* LISTED RECORDS:
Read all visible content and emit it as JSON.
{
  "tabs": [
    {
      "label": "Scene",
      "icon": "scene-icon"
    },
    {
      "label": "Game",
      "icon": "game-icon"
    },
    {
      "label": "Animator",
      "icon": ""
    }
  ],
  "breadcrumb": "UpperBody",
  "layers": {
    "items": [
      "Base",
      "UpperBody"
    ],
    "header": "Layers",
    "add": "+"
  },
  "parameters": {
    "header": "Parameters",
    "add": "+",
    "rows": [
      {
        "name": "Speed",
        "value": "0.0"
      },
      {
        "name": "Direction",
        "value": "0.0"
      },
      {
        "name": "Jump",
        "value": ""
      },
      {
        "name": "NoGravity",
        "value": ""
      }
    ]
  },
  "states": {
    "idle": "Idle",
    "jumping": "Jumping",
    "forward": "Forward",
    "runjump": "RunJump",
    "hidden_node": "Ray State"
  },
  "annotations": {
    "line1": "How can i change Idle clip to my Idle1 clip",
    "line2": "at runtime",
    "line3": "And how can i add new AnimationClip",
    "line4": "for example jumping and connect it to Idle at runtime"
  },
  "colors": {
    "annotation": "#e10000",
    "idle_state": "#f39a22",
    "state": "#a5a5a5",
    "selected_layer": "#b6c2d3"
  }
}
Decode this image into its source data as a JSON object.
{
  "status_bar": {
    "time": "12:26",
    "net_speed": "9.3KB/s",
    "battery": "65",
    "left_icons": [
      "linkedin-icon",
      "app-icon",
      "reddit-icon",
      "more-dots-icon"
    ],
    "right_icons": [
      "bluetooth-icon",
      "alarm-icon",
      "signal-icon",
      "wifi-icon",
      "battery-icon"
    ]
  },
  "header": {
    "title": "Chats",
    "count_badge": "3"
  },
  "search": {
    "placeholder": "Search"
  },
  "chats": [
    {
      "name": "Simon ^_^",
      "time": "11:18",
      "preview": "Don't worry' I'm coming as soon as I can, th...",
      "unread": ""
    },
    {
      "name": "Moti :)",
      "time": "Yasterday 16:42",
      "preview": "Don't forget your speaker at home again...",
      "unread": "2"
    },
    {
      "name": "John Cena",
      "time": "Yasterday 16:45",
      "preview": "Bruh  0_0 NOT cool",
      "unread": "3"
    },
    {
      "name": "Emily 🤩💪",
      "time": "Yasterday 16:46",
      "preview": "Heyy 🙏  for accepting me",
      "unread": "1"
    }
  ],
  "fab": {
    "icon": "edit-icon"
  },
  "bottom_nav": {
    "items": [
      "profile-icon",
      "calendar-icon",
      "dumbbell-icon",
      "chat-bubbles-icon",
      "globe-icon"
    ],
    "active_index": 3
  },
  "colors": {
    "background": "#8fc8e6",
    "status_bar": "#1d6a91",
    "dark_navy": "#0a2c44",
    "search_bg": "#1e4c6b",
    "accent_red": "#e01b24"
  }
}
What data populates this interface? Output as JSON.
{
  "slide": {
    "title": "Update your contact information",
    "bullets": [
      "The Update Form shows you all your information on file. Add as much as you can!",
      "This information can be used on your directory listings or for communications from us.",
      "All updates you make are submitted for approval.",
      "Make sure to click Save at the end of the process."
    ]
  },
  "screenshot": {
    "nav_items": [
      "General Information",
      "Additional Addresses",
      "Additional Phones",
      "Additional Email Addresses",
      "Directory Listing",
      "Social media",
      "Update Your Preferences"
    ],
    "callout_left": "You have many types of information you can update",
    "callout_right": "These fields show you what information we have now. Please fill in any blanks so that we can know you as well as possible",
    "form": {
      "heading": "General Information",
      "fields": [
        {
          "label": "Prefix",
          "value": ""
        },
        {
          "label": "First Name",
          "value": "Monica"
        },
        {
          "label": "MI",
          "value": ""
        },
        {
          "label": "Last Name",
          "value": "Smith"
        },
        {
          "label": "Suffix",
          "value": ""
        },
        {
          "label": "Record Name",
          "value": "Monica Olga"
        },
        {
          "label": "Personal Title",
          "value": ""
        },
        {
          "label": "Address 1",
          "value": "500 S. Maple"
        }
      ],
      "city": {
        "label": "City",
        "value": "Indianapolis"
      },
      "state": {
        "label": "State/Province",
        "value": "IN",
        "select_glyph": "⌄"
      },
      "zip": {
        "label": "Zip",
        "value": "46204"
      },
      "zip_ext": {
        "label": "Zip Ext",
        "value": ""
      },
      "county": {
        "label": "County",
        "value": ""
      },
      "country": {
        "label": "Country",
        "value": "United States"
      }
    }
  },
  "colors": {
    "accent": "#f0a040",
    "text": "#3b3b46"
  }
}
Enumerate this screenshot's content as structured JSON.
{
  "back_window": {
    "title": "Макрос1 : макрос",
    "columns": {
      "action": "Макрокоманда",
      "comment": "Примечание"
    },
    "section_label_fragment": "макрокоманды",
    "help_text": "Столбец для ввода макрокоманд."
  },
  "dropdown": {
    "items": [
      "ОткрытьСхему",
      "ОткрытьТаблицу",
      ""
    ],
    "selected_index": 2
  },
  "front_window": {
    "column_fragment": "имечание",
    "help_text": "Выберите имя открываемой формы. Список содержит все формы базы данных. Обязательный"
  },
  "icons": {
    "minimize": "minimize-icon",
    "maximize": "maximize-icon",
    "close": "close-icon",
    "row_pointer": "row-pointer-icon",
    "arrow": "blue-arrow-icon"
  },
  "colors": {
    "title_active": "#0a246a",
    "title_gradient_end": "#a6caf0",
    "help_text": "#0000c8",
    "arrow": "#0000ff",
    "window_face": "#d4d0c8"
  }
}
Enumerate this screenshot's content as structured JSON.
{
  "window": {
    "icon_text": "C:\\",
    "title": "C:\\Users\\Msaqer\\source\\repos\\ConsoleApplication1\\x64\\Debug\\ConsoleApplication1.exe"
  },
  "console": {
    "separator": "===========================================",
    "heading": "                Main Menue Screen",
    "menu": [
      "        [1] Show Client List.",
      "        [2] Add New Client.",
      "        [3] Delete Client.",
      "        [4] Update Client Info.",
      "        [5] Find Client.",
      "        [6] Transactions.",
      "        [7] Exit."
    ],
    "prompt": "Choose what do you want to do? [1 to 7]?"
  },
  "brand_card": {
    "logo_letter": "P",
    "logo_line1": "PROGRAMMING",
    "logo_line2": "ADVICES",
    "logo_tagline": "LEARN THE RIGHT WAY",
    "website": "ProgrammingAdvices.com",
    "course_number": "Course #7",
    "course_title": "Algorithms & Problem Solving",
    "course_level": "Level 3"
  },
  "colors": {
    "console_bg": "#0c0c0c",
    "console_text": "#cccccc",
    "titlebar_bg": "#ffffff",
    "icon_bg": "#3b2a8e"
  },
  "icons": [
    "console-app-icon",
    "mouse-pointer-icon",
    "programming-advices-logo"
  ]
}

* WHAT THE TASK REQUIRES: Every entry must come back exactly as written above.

* TASK OUTPUT:
Read all visible content and emit it as JSON.
{
  "tabs": [
    {
      "label": "Scene",
      "icon": "scene-icon"
    },
    {
      "label": "Game",
      "icon": "game-icon"
    },
    {
      "label": "Animator",
      "icon": ""
    }
  ],
  "breadcrumb": "UpperBody",
  "layers": {
    "items": [
      "Base",
      "UpperBody"
    ],
    "header": "Layers",
    "add": "+"
  },
  "parameters": {
    "header": "Parameters",
    "add": "+",
    "rows": [
      {
        "name": "Speed",
        "value": "0.0"
      },
      {
        "name": "Direction",
        "value": "0.0"
      },
      {
        "name": "Jump",
        "value": ""
      },
      {
        "name": "NoGravity",
        "value": ""
      }
    ]
  },
  "states": {
    "idle": "Idle",
    "jumping": "Jumping",
    "forward": "Forward",
    "runjump": "RunJump",
    "hidden_node": "Ray State"
  },
  "annotations": {
    "line1": "How can i change Idle clip to my Idle1 clip",
    "line2": "at runtime",
    "line3": "And how can i add new AnimationClip",
    "line4": "for example jumping and connect it to Idle at runtime"
  },
  "colors": {
    "annotation": "#e10000",
    "idle_state": "#f39a22",
    "state": "#a5a5a5",
    "selected_layer": "#b6c2d3"
  }
}
Decode this image into its source data as a JSON object.
{
  "status_bar": {
    "time": "12:26",
    "net_speed": "9.3KB/s",
    "battery": "65",
    "left_icons": [
      "linkedin-icon",
      "app-icon",
      "reddit-icon",
      "more-dots-icon"
    ],
    "right_icons": [
      "bluetooth-icon",
      "alarm-icon",
      "signal-icon",
      "wifi-icon",
      "battery-icon"
    ]
  },
  "header": {
    "title": "Chats",
    "count_badge": "3"
  },
  "search": {
    "placeholder": "Search"
  },
  "chats": [
    {
      "name": "Simon ^_^",
      "time": "11:18",
      "preview": "Don't worry' I'm coming as soon as I can, th...",
      "unread": ""
    },
    {
      "name": "Moti :)",
      "time": "Yasterday 16:42",
      "preview": "Don't forget your speaker at home again...",
      "unread": "2"
    },
    {
      "name": "John Cena",
      "time": "Yasterday 16:45",
      "preview": "Bruh  0_0 NOT cool",
      "unread": "3"
    },
    {
      "name": "Emily 🤩💪",
      "time": "Yasterday 16:46",
      "preview": "Heyy 🙏  for accepting me",
      "unread": "1"
    }
  ],
  "fab": {
    "icon": "edit-icon"
  },
  "bottom_nav": {
    "items": [
      "profile-icon",
      "calendar-icon",
      "dumbbell-icon",
      "chat-bubbles-icon",
      "globe-icon"
    ],
    "active_index": 3
  },
  "colors": {
    "background": "#8fc8e6",
    "status_bar": "#1d6a91",
    "dark_navy": "#0a2c44",
    "search_bg": "#1e4c6b",
    "accent_red": "#e01b24"
  }
}
What data populates this interface? Output as JSON.
{
  "slide": {
    "title": "Update your contact information",
    "bullets": [
      "The Update Form shows you all your information on file. Add as much as you can!",
      "This information can be used on your directory listings or for communications from us.",
      "All updates you make are submitted for approval.",
      "Make sure to click Save at the end of the process."
    ]
  },
  "screenshot": {
    "nav_items": [
      "General Information",
      "Additional Addresses",
      "Additional Phones",
      "Additional Email Addresses",
      "Directory Listing",
      "Social media",
      "Update Your Preferences"
    ],
    "callout_left": "You have many types of information you can update",
    "callout_right": "These fields show you what information we have now. Please fill in any blanks so that we can know you as well as possible",
    "form": {
      "heading": "General Information",
      "fields": [
        {
          "label": "Prefix",
          "value": ""
        },
        {
          "label": "First Name",
          "value": "Monica"
        },
        {
          "label": "MI",
          "value": ""
        },
        {
          "label": "Last Name",
          "value": "Smith"
        },
        {
          "label": "Suffix",
          "value": ""
        },
        {
          "label": "Record Name",
          "value": "Monica Olga"
        },
        {
          "label": "Personal Title",
          "value": ""
        },
        {
          "label": "Address 1",
          "value": "500 S. Maple"
        }
      ],
      "city": {
        "label": "City",
        "value": "Indianapolis"
      },
      "state": {
        "label": "State/Province",
        "value": "IN",
        "select_glyph": "⌄"
      },
      "zip": {
        "label": "Zip",
        "value": "46204"
      },
      "zip_ext": {
        "label": "Zip Ext",
        "value": ""
      },
      "county": {
        "label": "County",
        "value": ""
      },
      "country": {
        "label": "Country",
        "value": "United States"
      }
    }
  },
  "colors": {
    "accent": "#f0a040",
    "text": "#3b3b46"
  }
}
Enumerate this screenshot's content as structured JSON.
{
  "back_window": {
    "title": "Макрос1 : макрос",
    "columns": {
      "action": "Макрокоманда",
      "comment": "Примечание"
    },
    "section_label_fragment": "макрокоманды",
    "help_text": "Столбец для ввода макрокоманд."
  },
  "dropdown": {
    "items": [
      "ОткрытьСхему",
      "ОткрытьТаблицу",
      ""
    ],
    "selected_index": 2
  },
  "front_window": {
    "column_fragment": "имечание",
    "help_text": "Выберите имя открываемой формы. Список содержит все формы базы данных. Обязательный"
  },
  "icons": {
    "minimize": "minimize-icon",
    "maximize": "maximize-icon",
    "close": "close-icon",
    "row_pointer": "row-pointer-icon",
    "arrow": "blue-arrow-icon"
  },
  "colors": {
    "title_active": "#0a246a",
    "title_gradient_end": "#a6caf0",
    "help_text": "#0000c8",
    "arrow": "#0000ff",
    "window_face": "#d4d0c8"
  }
}
Enumerate this screenshot's content as structured JSON.
{
  "window": {
    "icon_text": "C:\\",
    "title": "C:\\Users\\Msaqer\\source\\repos\\ConsoleApplication1\\x64\\Debug\\ConsoleApplication1.exe"
  },
  "console": {
    "separator": "===========================================",
    "heading": "                Main Menue Screen",
    "menu": [
      "        [1] Show Client List.",
      "        [2] Add New Client.",
      "        [3] Delete Client.",
      "        [4] Update Client Info.",
      "        [5] Find Client.",
      "        [6] Transactions.",
      "        [7] Exit."
    ],
    "prompt": "Choose what do you want to do? [1 to 7]?"
  },
  "brand_card": {
    "logo_letter": "P",
    "logo_line1": "PROGRAMMING",
    "logo_line2": "ADVICES",
    "logo_tagline": "LEARN THE RIGHT WAY",
    "website": "ProgrammingAdvices.com",
    "course_number": "Course #7",
    "course_title": "Algorithms & Problem Solving",
    "course_level": "Level 3"
  },
  "colors": {
    "console_bg": "#0c0c0c",
    "console_text": "#cccccc",
    "titlebar_bg": "#ffffff",
    "icon_bg": "#3b2a8e"
  },
  "icons": [
    "console-app-icon",
    "mouse-pointer-icon",
    "programming-advices-logo"
  ]
}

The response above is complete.